**TASK BRIEF:**
The complete set of records below must be repeated precisely as given.

Excerpts from a dataset:
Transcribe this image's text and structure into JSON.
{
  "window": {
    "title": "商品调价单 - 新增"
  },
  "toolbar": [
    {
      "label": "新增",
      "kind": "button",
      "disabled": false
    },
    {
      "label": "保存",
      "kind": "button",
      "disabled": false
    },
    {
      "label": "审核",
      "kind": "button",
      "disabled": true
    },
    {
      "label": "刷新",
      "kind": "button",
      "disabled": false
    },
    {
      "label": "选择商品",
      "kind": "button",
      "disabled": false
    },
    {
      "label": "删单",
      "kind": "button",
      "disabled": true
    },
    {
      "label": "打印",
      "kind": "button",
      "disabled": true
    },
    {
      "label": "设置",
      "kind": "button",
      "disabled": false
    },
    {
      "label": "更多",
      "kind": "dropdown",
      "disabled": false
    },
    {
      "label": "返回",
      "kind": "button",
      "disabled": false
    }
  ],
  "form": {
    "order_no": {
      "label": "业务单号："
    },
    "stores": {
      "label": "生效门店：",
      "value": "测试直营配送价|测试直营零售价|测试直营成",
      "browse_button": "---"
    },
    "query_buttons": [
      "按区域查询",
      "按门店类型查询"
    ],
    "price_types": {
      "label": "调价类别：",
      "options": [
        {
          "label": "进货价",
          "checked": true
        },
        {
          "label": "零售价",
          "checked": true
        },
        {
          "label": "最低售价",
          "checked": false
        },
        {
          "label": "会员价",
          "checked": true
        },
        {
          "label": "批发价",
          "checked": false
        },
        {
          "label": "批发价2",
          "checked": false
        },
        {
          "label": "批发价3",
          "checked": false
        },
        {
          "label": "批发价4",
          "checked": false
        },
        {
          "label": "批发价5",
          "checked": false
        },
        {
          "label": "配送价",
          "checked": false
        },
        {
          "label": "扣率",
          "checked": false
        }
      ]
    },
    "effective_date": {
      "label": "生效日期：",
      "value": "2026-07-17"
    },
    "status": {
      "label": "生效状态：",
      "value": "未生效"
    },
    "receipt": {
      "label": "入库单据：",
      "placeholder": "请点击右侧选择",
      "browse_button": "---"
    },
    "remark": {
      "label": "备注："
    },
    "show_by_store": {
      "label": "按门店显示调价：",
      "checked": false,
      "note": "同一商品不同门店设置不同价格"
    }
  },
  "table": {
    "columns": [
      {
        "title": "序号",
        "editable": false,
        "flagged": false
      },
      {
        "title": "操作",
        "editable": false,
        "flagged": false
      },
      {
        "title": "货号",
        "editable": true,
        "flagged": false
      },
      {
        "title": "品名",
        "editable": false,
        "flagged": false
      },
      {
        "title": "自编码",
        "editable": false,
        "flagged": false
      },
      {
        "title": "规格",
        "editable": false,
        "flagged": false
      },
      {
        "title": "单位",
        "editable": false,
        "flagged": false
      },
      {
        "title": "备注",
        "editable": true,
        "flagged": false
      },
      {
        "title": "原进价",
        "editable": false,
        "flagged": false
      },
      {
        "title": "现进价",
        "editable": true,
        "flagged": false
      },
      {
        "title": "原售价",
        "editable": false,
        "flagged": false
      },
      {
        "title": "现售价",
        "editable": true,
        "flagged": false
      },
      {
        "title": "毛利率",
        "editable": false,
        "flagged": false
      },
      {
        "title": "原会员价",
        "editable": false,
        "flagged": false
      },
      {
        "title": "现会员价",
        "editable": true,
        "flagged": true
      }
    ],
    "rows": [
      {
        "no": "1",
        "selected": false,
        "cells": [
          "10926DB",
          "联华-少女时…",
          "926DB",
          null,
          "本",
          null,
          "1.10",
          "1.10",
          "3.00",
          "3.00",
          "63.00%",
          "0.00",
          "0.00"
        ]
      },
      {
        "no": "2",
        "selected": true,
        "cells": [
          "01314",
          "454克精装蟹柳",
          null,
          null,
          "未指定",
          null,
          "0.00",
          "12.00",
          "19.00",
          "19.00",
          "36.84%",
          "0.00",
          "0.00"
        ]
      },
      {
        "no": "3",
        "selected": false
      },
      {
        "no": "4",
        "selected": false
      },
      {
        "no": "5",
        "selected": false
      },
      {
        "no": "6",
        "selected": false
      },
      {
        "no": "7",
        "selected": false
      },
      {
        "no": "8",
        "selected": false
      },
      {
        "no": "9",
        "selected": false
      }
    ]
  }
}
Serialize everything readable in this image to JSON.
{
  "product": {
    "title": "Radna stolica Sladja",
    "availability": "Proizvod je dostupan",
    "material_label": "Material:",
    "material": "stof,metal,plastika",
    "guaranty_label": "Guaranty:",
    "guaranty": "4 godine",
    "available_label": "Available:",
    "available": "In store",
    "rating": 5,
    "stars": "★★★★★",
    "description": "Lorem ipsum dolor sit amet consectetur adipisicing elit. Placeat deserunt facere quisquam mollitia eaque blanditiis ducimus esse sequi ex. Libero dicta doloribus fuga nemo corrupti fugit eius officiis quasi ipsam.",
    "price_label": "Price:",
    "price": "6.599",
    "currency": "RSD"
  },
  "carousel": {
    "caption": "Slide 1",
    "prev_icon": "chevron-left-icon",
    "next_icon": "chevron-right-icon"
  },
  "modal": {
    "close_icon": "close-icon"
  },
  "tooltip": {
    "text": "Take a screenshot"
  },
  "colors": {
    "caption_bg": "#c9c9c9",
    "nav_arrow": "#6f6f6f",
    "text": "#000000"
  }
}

**ANSWER BOX:**
Transcribe this image's text and structure into JSON.
{
  "window": {
    "title": "商品调价单 - 新增"
  },
  "toolbar": [
    {
      "label": "新增",
      "kind": "button",
      "disabled": false
    },
    {
      "label": "保存",
      "kind": "button",
      "disabled": false
    },
    {
      "label": "审核",
      "kind": "button",
      "disabled": true
    },
    {
      "label": "刷新",
      "kind": "button",
      "disabled": false
    },
    {
      "label": "选择商品",
      "kind": "button",
      "disabled": false
    },
    {
      "label": "删单",
      "kind": "button",
      "disabled": true
    },
    {
      "label": "打印",
      "kind": "button",
      "disabled": true
    },
    {
      "label": "设置",
      "kind": "button",
      "disabled": false
    },
    {
      "label": "更多",
      "kind": "dropdown",
      "disabled": false
    },
    {
      "label": "返回",
      "kind": "button",
      "disabled": false
    }
  ],
  "form": {
    "order_no": {
      "label": "业务单号："
    },
    "stores": {
      "label": "生效门店：",
      "value": "测试直营配送价|测试直营零售价|测试直营成",
      "browse_button": "---"
    },
    "query_buttons": [
      "按区域查询",
      "按门店类型查询"
    ],
    "price_types": {
      "label": "调价类别：",
      "options": [
        {
          "label": "进货价",
          "checked": true
        },
        {
          "label": "零售价",
          "checked": true
        },
        {
          "label": "最低售价",
          "checked": false
        },
        {
          "label": "会员价",
          "checked": true
        },
        {
          "label": "批发价",
          "checked": false
        },
        {
          "label": "批发价2",
          "checked": false
        },
        {
          "label": "批发价3",
          "checked": false
        },
        {
          "label": "批发价4",
          "checked": false
        },
        {
          "label": "批发价5",
          "checked": false
        },
        {
          "label": "配送价",
          "checked": false
        },
        {
          "label": "扣率",
          "checked": false
        }
      ]
    },
    "effective_date": {
      "label": "生效日期：",
      "value": "2026-07-17"
    },
    "status": {
      "label": "生效状态：",
      "value": "未生效"
    },
    "receipt": {
      "label": "入库单据：",
      "placeholder": "请点击右侧选择",
      "browse_button": "---"
    },
    "remark": {
      "label": "备注："
    },
    "show_by_store": {
      "label": "按门店显示调价：",
      "checked": false,
      "note": "同一商品不同门店设置不同价格"
    }
  },
  "table": {
    "columns": [
      {
        "title": "序号",
        "editable": false,
        "flagged": false
      },
      {
        "title": "操作",
        "editable": false,
        "flagged": false
      },
      {
        "title": "货号",
        "editable": true,
        "flagged": false
      },
      {
        "title": "品名",
        "editable": false,
        "flagged": false
      },
      {
        "title": "自编码",
        "editable": false,
        "flagged": false
      },
      {
        "title": "规格",
        "editable": false,
        "flagged": false
      },
      {
        "title": "单位",
        "editable": false,
        "flagged": false
      },
      {
        "title": "备注",
        "editable": true,
        "flagged": false
      },
      {
        "title": "原进价",
        "editable": false,
        "flagged": false
      },
      {
        "title": "现进价",
        "editable": true,
        "flagged": false
      },
      {
        "title": "原售价",
        "editable": false,
        "flagged": false
      },
      {
        "title": "现售价",
        "editable": true,
        "flagged": false
      },
      {
        "title": "毛利率",
        "editable": false,
        "flagged": false
      },
      {
        "title": "原会员价",
        "editable": false,
        "flagged": false
      },
      {
        "title": "现会员价",
        "editable": true,
        "flagged": true
      }
    ],
    "rows": [
      {
        "no": "1",
        "selected": false,
        "cells": [
          "10926DB",
          "联华-少女时…",
          "926DB",
          null,
          "本",
          null,
          "1.10",
          "1.10",
          "3.00",
          "3.00",
          "63.00%",
          "0.00",
          "0.00"
        ]
      },
      {
        "no": "2",
        "selected": true,
        "cells": [
          "01314",
          "454克精装蟹柳",
          null,
          null,
          "未指定",
          null,
          "0.00",
          "12.00",
          "19.00",
          "19.00",
          "36.84%",
          "0.00",
          "0.00"
        ]
      },
      {
        "no": "3",
        "selected": false
      },
      {
        "no": "4",
        "selected": false
      },
      {
        "no": "5",
        "selected": false
      },
      {
        "no": "6",
        "selected": false
      },
      {
        "no": "7",
        "selected": false
      },
      {
        "no": "8",
        "selected": false
      },
      {
        "no": "9",
        "selected": false
      }
    ]
  }
}
Serialize everything readable in this image to JSON.
{
  "product": {
    "title": "Radna stolica Sladja",
    "availability": "Proizvod je dostupan",
    "material_label": "Material:",
    "material": "stof,metal,plastika",
    "guaranty_label": "Guaranty:",
    "guaranty": "4 godine",
    "available_label": "Available:",
    "available": "In store",
    "rating": 5,
    "stars": "★★★★★",
    "description": "Lorem ipsum dolor sit amet consectetur adipisicing elit. Placeat deserunt facere quisquam mollitia eaque blanditiis ducimus esse sequi ex. Libero dicta doloribus fuga nemo corrupti fugit eius officiis quasi ipsam.",
    "price_label": "Price:",
    "price": "6.599",
    "currency": "RSD"
  },
  "carousel": {
    "caption": "Slide 1",
    "prev_icon": "chevron-left-icon",
    "next_icon": "chevron-right-icon"
  },
  "modal": {
    "close_icon": "close-icon"
  },
  "tooltip": {
    "text": "Take a screenshot"
  },
  "colors": {
    "caption_bg": "#c9c9c9",
    "nav_arrow": "#6f6f6f",
    "text": "#000000"
  }
}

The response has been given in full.